BEGIN Task material
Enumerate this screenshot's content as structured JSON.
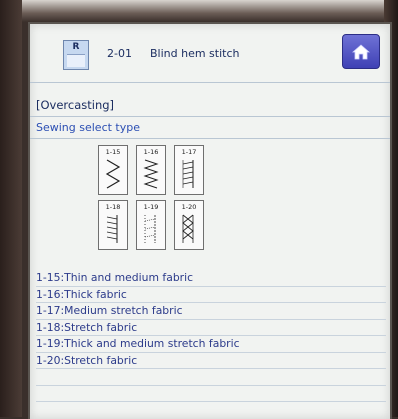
{
  "header": {
    "pattern_number": "2-01",
    "pattern_name": "Blind hem stitch",
    "code_icon_letter": "R",
    "home_icon": "home-icon"
  },
  "section": {
    "title": "[Overcasting]",
    "subtitle": "Sewing select type"
  },
  "stitches": [
    {
      "code": "1-15"
    },
    {
      "code": "1-16"
    },
    {
      "code": "1-17"
    },
    {
      "code": "1-18"
    },
    {
      "code": "1-19"
    },
    {
      "code": "1-20"
    }
  ],
  "descriptions": [
    "1-15:Thin and medium fabric",
    "1-16:Thick fabric",
    "1-17:Medium stretch fabric",
    "1-18:Stretch fabric",
    "1-19:Thick and medium stretch fabric",
    "1-20:Stretch fabric"
  ],
  "colors": {
    "text_dark_blue": "#1c2e61",
    "text_blue": "#2c4fb3",
    "home_button": "#4f52c7"
  }
}
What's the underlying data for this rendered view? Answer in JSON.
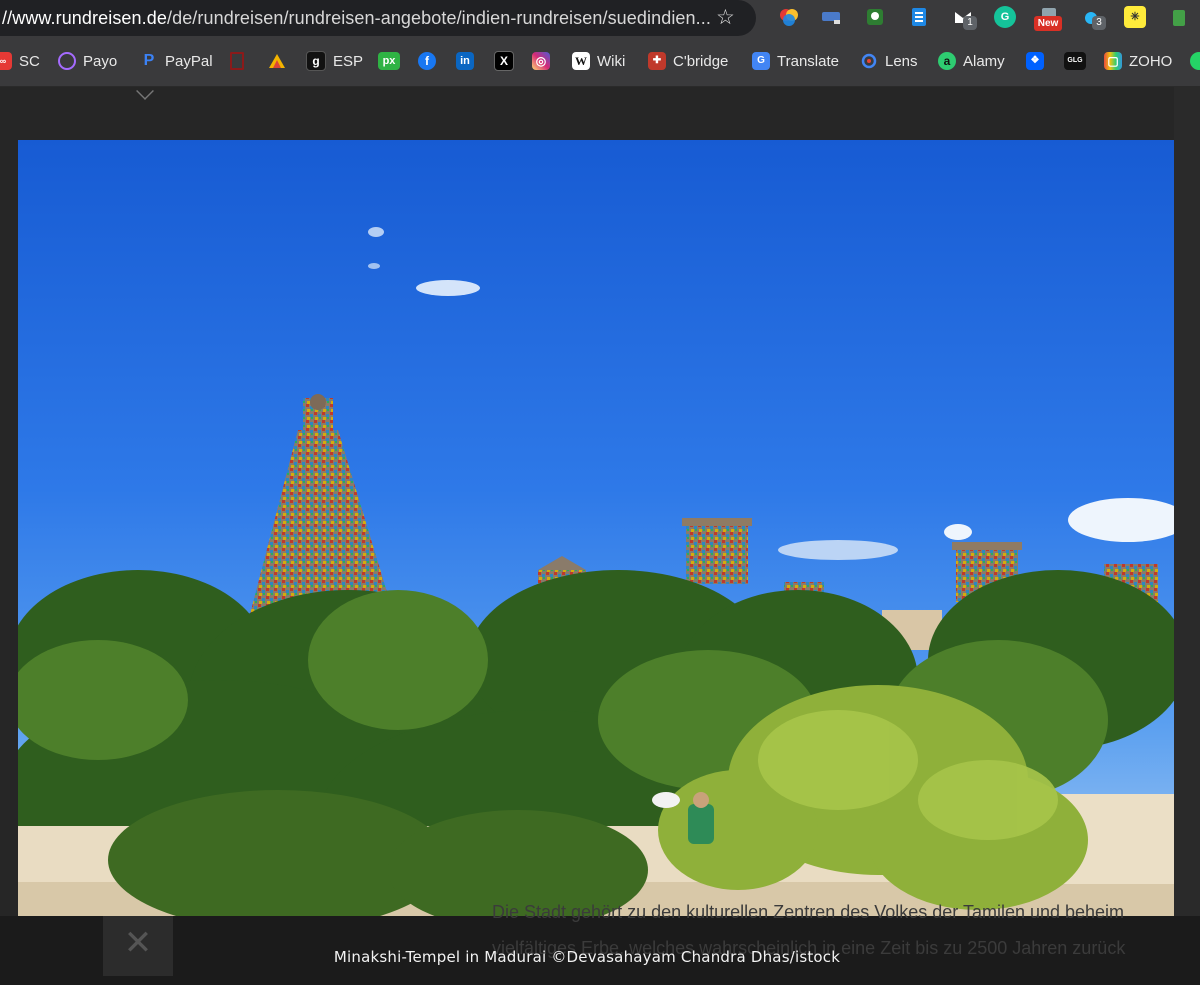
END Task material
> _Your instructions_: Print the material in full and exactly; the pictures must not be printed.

> _Task output_:
Enumerate this screenshot's content as structured JSON.
{
  "header": {
    "pattern_number": "2-01",
    "pattern_name": "Blind hem stitch",
    "code_icon_letter": "R",
    "home_icon": "home-icon"
  },
  "section": {
    "title": "[Overcasting]",
    "subtitle": "Sewing select type"
  },
  "stitches": [
    {
      "code": "1-15"
    },
    {
      "code": "1-16"
    },
    {
      "code": "1-17"
    },
    {
      "code": "1-18"
    },
    {
      "code": "1-19"
    },
    {
      "code": "1-20"
    }
  ],
  "descriptions": [
    "1-15:Thin and medium fabric",
    "1-16:Thick fabric",
    "1-17:Medium stretch fabric",
    "1-18:Stretch fabric",
    "1-19:Thick and medium stretch fabric",
    "1-20:Stretch fabric"
  ],
  "colors": {
    "text_dark_blue": "#1c2e61",
    "text_blue": "#2c4fb3",
    "home_button": "#4f52c7"
  }
}
What's the underlying data for this rendered view? Answer in JSON.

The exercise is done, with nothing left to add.